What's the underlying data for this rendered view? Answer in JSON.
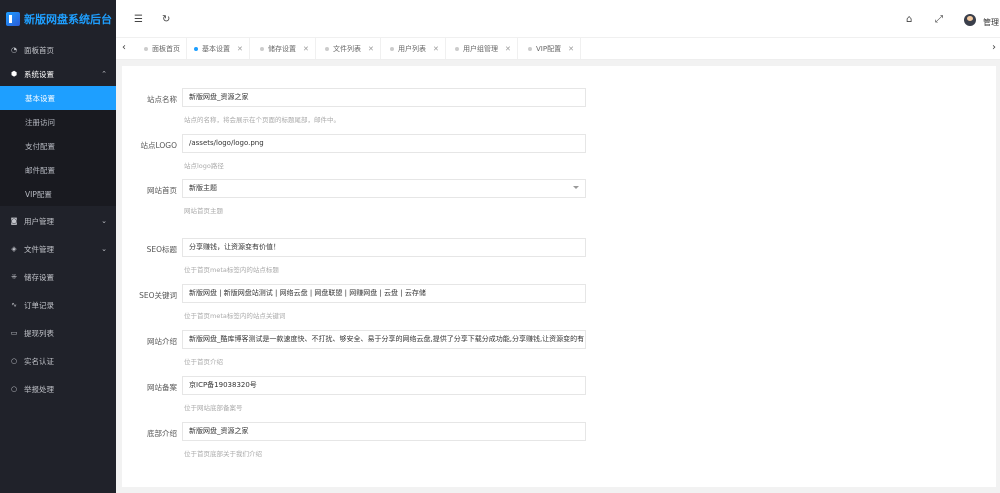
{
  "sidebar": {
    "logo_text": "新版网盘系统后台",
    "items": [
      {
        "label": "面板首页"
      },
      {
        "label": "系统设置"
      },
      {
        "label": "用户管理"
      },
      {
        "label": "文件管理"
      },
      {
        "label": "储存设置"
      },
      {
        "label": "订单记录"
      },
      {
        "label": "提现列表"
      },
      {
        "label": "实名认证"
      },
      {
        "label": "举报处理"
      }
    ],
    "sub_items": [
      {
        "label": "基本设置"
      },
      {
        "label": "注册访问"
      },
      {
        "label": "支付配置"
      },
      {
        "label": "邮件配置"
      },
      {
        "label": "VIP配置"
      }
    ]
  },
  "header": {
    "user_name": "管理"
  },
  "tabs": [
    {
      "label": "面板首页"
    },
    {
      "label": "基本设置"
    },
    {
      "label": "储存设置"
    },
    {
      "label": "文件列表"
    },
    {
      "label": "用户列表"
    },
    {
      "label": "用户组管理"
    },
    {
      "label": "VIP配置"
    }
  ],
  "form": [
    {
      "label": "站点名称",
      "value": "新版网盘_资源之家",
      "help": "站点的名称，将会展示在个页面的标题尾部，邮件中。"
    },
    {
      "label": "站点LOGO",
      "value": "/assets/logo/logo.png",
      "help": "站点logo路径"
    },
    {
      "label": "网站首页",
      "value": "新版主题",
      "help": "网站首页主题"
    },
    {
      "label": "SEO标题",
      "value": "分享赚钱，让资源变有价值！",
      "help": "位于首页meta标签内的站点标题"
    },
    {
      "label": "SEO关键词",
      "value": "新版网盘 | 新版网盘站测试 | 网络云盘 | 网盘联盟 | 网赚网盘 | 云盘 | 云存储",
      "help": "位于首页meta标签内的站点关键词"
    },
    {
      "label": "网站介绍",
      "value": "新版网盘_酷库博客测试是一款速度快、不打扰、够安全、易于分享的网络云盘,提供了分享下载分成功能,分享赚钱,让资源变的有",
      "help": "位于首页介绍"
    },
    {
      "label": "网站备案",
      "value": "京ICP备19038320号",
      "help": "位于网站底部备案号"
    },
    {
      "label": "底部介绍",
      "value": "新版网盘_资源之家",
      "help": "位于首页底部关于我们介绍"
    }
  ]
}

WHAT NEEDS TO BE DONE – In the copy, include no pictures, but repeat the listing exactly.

OUTPUT –
What's the underlying data for this rendered view? Answer in JSON.
{
  "sidebar": {
    "logo_text": "新版网盘系统后台",
    "items": [
      {
        "label": "面板首页"
      },
      {
        "label": "系统设置"
      },
      {
        "label": "用户管理"
      },
      {
        "label": "文件管理"
      },
      {
        "label": "储存设置"
      },
      {
        "label": "订单记录"
      },
      {
        "label": "提现列表"
      },
      {
        "label": "实名认证"
      },
      {
        "label": "举报处理"
      }
    ],
    "sub_items": [
      {
        "label": "基本设置"
      },
      {
        "label": "注册访问"
      },
      {
        "label": "支付配置"
      },
      {
        "label": "邮件配置"
      },
      {
        "label": "VIP配置"
      }
    ]
  },
  "header": {
    "user_name": "管理"
  },
  "tabs": [
    {
      "label": "面板首页"
    },
    {
      "label": "基本设置"
    },
    {
      "label": "储存设置"
    },
    {
      "label": "文件列表"
    },
    {
      "label": "用户列表"
    },
    {
      "label": "用户组管理"
    },
    {
      "label": "VIP配置"
    }
  ],
  "form": [
    {
      "label": "站点名称",
      "value": "新版网盘_资源之家",
      "help": "站点的名称，将会展示在个页面的标题尾部，邮件中。"
    },
    {
      "label": "站点LOGO",
      "value": "/assets/logo/logo.png",
      "help": "站点logo路径"
    },
    {
      "label": "网站首页",
      "value": "新版主题",
      "help": "网站首页主题"
    },
    {
      "label": "SEO标题",
      "value": "分享赚钱，让资源变有价值！",
      "help": "位于首页meta标签内的站点标题"
    },
    {
      "label": "SEO关键词",
      "value": "新版网盘 | 新版网盘站测试 | 网络云盘 | 网盘联盟 | 网赚网盘 | 云盘 | 云存储",
      "help": "位于首页meta标签内的站点关键词"
    },
    {
      "label": "网站介绍",
      "value": "新版网盘_酷库博客测试是一款速度快、不打扰、够安全、易于分享的网络云盘,提供了分享下载分成功能,分享赚钱,让资源变的有",
      "help": "位于首页介绍"
    },
    {
      "label": "网站备案",
      "value": "京ICP备19038320号",
      "help": "位于网站底部备案号"
    },
    {
      "label": "底部介绍",
      "value": "新版网盘_资源之家",
      "help": "位于首页底部关于我们介绍"
    }
  ]
}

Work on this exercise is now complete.